*Problem description*. Print the full set of records below, character for character and picture-free.

Source records:
+-------+

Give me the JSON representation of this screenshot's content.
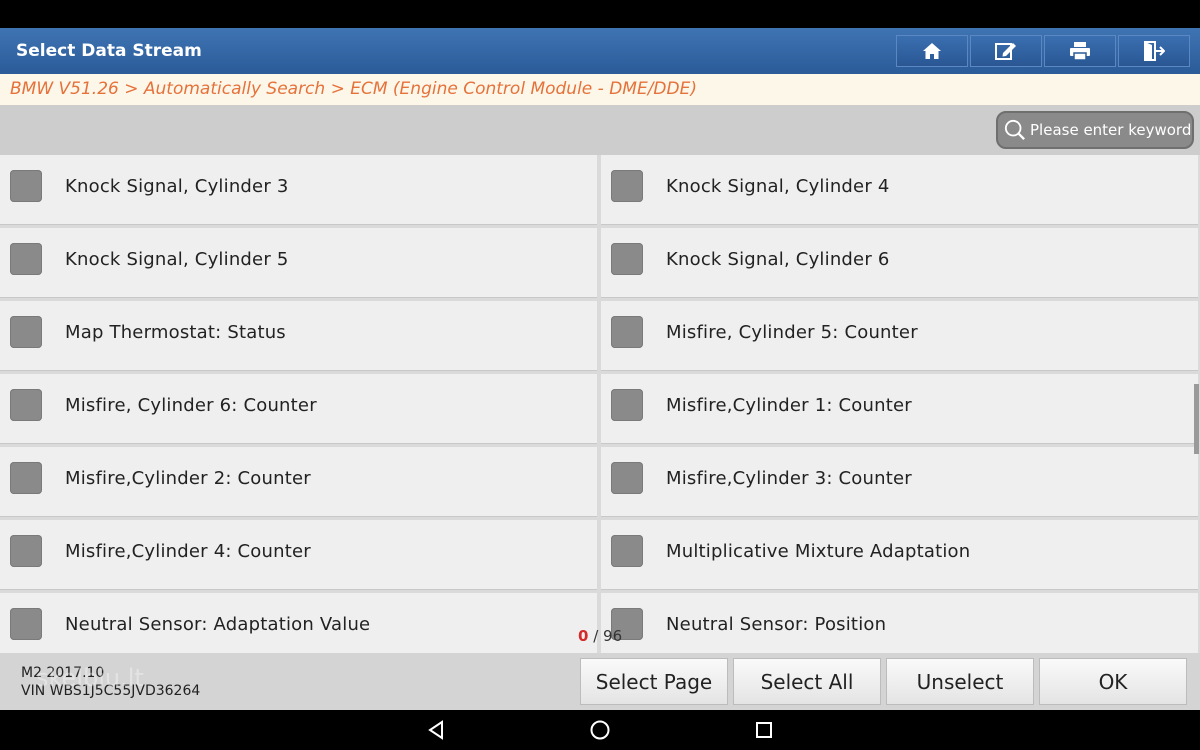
{
  "header": {
    "title": "Select Data Stream"
  },
  "toolbar": [
    {
      "name": "home-button",
      "icon": "home-icon"
    },
    {
      "name": "edit-button",
      "icon": "edit-icon"
    },
    {
      "name": "print-button",
      "icon": "printer-icon"
    },
    {
      "name": "exit-button",
      "icon": "exit-icon"
    }
  ],
  "breadcrumb": "BMW V51.26 > Automatically Search > ECM (Engine Control Module - DME/DDE)",
  "search": {
    "placeholder": "Please enter keyword",
    "value": ""
  },
  "items": [
    {
      "label": "Knock Signal, Cylinder 3",
      "checked": false
    },
    {
      "label": "Knock Signal, Cylinder 4",
      "checked": false
    },
    {
      "label": "Knock Signal, Cylinder 5",
      "checked": false
    },
    {
      "label": "Knock Signal, Cylinder 6",
      "checked": false
    },
    {
      "label": "Map Thermostat: Status",
      "checked": false
    },
    {
      "label": "Misfire, Cylinder 5: Counter",
      "checked": false
    },
    {
      "label": "Misfire, Cylinder 6: Counter",
      "checked": false
    },
    {
      "label": "Misfire,Cylinder 1: Counter",
      "checked": false
    },
    {
      "label": "Misfire,Cylinder 2: Counter",
      "checked": false
    },
    {
      "label": "Misfire,Cylinder 3: Counter",
      "checked": false
    },
    {
      "label": "Misfire,Cylinder 4: Counter",
      "checked": false
    },
    {
      "label": "Multiplicative Mixture Adaptation",
      "checked": false
    },
    {
      "label": "Neutral Sensor: Adaptation Value",
      "checked": false
    },
    {
      "label": "Neutral Sensor: Position",
      "checked": false
    }
  ],
  "counter": {
    "selected": "0",
    "separator": " / ",
    "total": "96"
  },
  "vehicle": {
    "model": "M2 2017.10",
    "vin": "VIN WBS1J5C55JVD36264"
  },
  "watermark": "skelbiu.lt",
  "buttons": {
    "select_page": "Select Page",
    "select_all": "Select All",
    "unselect": "Unselect",
    "ok": "OK"
  },
  "colors": {
    "header": "#2b5b99",
    "breadcrumb_text": "#e5723a",
    "counter_selected": "#d42a2a"
  }
}
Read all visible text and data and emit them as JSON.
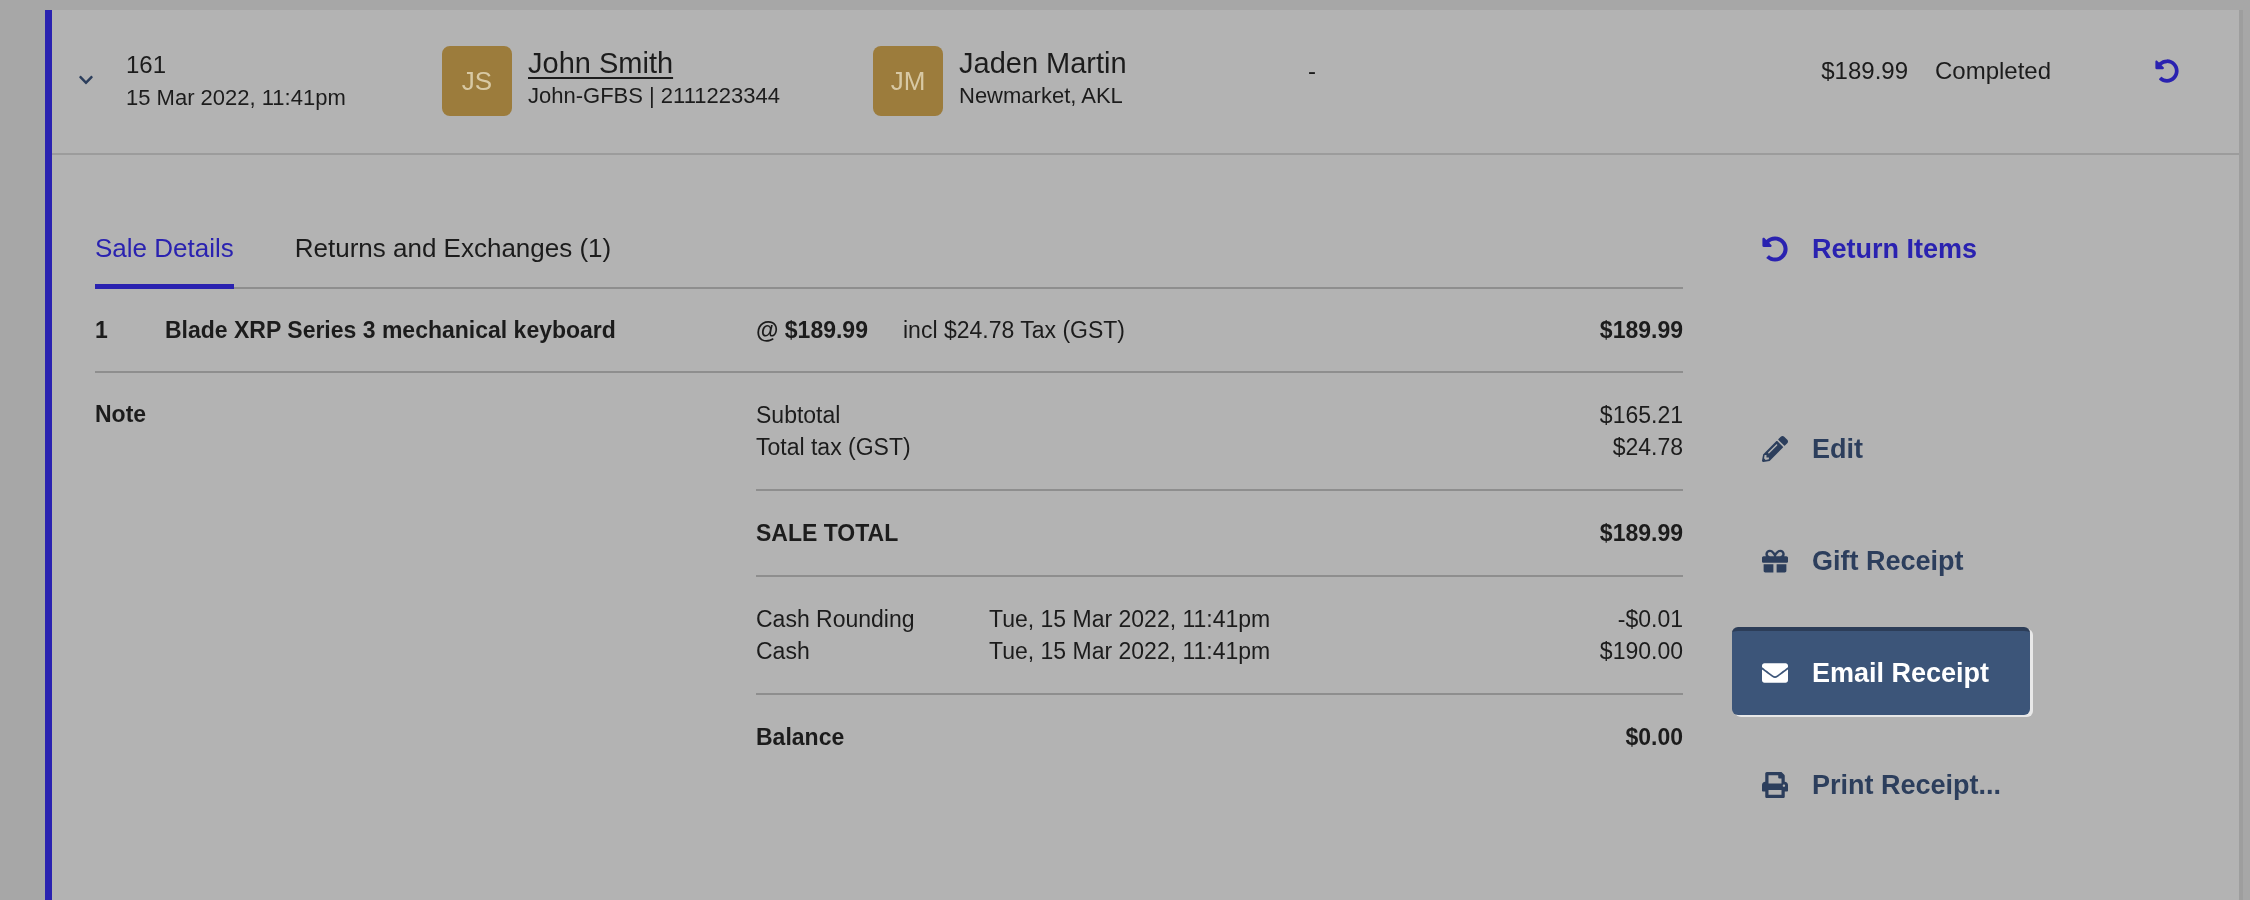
{
  "sale": {
    "expanded": true,
    "number": "161",
    "date": "15 Mar 2022, 11:41pm",
    "customer": {
      "initials": "JS",
      "name": "John Smith",
      "detail": "John-GFBS | 2111223344"
    },
    "staff": {
      "initials": "JM",
      "name": "Jaden Martin",
      "detail": "Newmarket, AKL"
    },
    "column_5": "-",
    "total": "$189.99",
    "status": "Completed"
  },
  "tabs": [
    {
      "label": "Sale Details",
      "selected": true
    },
    {
      "label": "Returns and Exchanges (1)",
      "selected": false
    }
  ],
  "line_items": [
    {
      "quantity": "1",
      "name": "Blade XRP Series 3 mechanical keyboard",
      "unit_price": "@ $189.99",
      "tax_note": "incl $24.78 Tax (GST)",
      "amount": "$189.99"
    }
  ],
  "note_label": "Note",
  "totals": [
    {
      "label": "Subtotal",
      "value": "$165.21"
    },
    {
      "label": "Total tax (GST)",
      "value": "$24.78"
    }
  ],
  "sale_total": {
    "label": "SALE TOTAL",
    "value": "$189.99"
  },
  "payments": [
    {
      "label": "Cash Rounding",
      "date": "Tue, 15 Mar 2022, 11:41pm",
      "amount": "-$0.01"
    },
    {
      "label": "Cash",
      "date": "Tue, 15 Mar 2022, 11:41pm",
      "amount": "$190.00"
    }
  ],
  "balance": {
    "label": "Balance",
    "value": "$0.00"
  },
  "return_action": {
    "label": "Return Items"
  },
  "actions": [
    {
      "kind": "link",
      "label": "Edit"
    },
    {
      "kind": "link",
      "label": "Gift Receipt"
    },
    {
      "kind": "button",
      "label": "Email Receipt"
    },
    {
      "kind": "link",
      "label": "Print Receipt..."
    }
  ]
}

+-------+

*Solution for this task*.
Give me the JSON representation of this screenshot's content.
{
  "header": {
    "title": "Select Data Stream"
  },
  "toolbar": [
    {
      "name": "home-button",
      "icon": "home-icon"
    },
    {
      "name": "edit-button",
      "icon": "edit-icon"
    },
    {
      "name": "print-button",
      "icon": "printer-icon"
    },
    {
      "name": "exit-button",
      "icon": "exit-icon"
    }
  ],
  "breadcrumb": "BMW V51.26 > Automatically Search > ECM (Engine Control Module - DME/DDE)",
  "search": {
    "placeholder": "Please enter keyword",
    "value": ""
  },
  "items": [
    {
      "label": "Knock Signal, Cylinder 3",
      "checked": false
    },
    {
      "label": "Knock Signal, Cylinder 4",
      "checked": false
    },
    {
      "label": "Knock Signal, Cylinder 5",
      "checked": false
    },
    {
      "label": "Knock Signal, Cylinder 6",
      "checked": false
    },
    {
      "label": "Map Thermostat: Status",
      "checked": false
    },
    {
      "label": "Misfire, Cylinder 5: Counter",
      "checked": false
    },
    {
      "label": "Misfire, Cylinder 6: Counter",
      "checked": false
    },
    {
      "label": "Misfire,Cylinder 1: Counter",
      "checked": false
    },
    {
      "label": "Misfire,Cylinder 2: Counter",
      "checked": false
    },
    {
      "label": "Misfire,Cylinder 3: Counter",
      "checked": false
    },
    {
      "label": "Misfire,Cylinder 4: Counter",
      "checked": false
    },
    {
      "label": "Multiplicative Mixture Adaptation",
      "checked": false
    },
    {
      "label": "Neutral Sensor: Adaptation Value",
      "checked": false
    },
    {
      "label": "Neutral Sensor: Position",
      "checked": false
    }
  ],
  "counter": {
    "selected": "0",
    "separator": " / ",
    "total": "96"
  },
  "vehicle": {
    "model": "M2 2017.10",
    "vin": "VIN WBS1J5C55JVD36264"
  },
  "watermark": "skelbiu.lt",
  "buttons": {
    "select_page": "Select Page",
    "select_all": "Select All",
    "unselect": "Unselect",
    "ok": "OK"
  },
  "colors": {
    "header": "#2b5b99",
    "breadcrumb_text": "#e5723a",
    "counter_selected": "#d42a2a"
  }
}
Read all visible text and data and emit them as JSON.
{
  "sale": {
    "expanded": true,
    "number": "161",
    "date": "15 Mar 2022, 11:41pm",
    "customer": {
      "initials": "JS",
      "name": "John Smith",
      "detail": "John-GFBS | 2111223344"
    },
    "staff": {
      "initials": "JM",
      "name": "Jaden Martin",
      "detail": "Newmarket, AKL"
    },
    "column_5": "-",
    "total": "$189.99",
    "status": "Completed"
  },
  "tabs": [
    {
      "label": "Sale Details",
      "selected": true
    },
    {
      "label": "Returns and Exchanges (1)",
      "selected": false
    }
  ],
  "line_items": [
    {
      "quantity": "1",
      "name": "Blade XRP Series 3 mechanical keyboard",
      "unit_price": "@ $189.99",
      "tax_note": "incl $24.78 Tax (GST)",
      "amount": "$189.99"
    }
  ],
  "note_label": "Note",
  "totals": [
    {
      "label": "Subtotal",
      "value": "$165.21"
    },
    {
      "label": "Total tax (GST)",
      "value": "$24.78"
    }
  ],
  "sale_total": {
    "label": "SALE TOTAL",
    "value": "$189.99"
  },
  "payments": [
    {
      "label": "Cash Rounding",
      "date": "Tue, 15 Mar 2022, 11:41pm",
      "amount": "-$0.01"
    },
    {
      "label": "Cash",
      "date": "Tue, 15 Mar 2022, 11:41pm",
      "amount": "$190.00"
    }
  ],
  "balance": {
    "label": "Balance",
    "value": "$0.00"
  },
  "return_action": {
    "label": "Return Items"
  },
  "actions": [
    {
      "kind": "link",
      "label": "Edit"
    },
    {
      "kind": "link",
      "label": "Gift Receipt"
    },
    {
      "kind": "button",
      "label": "Email Receipt"
    },
    {
      "kind": "link",
      "label": "Print Receipt..."
    }
  ]
}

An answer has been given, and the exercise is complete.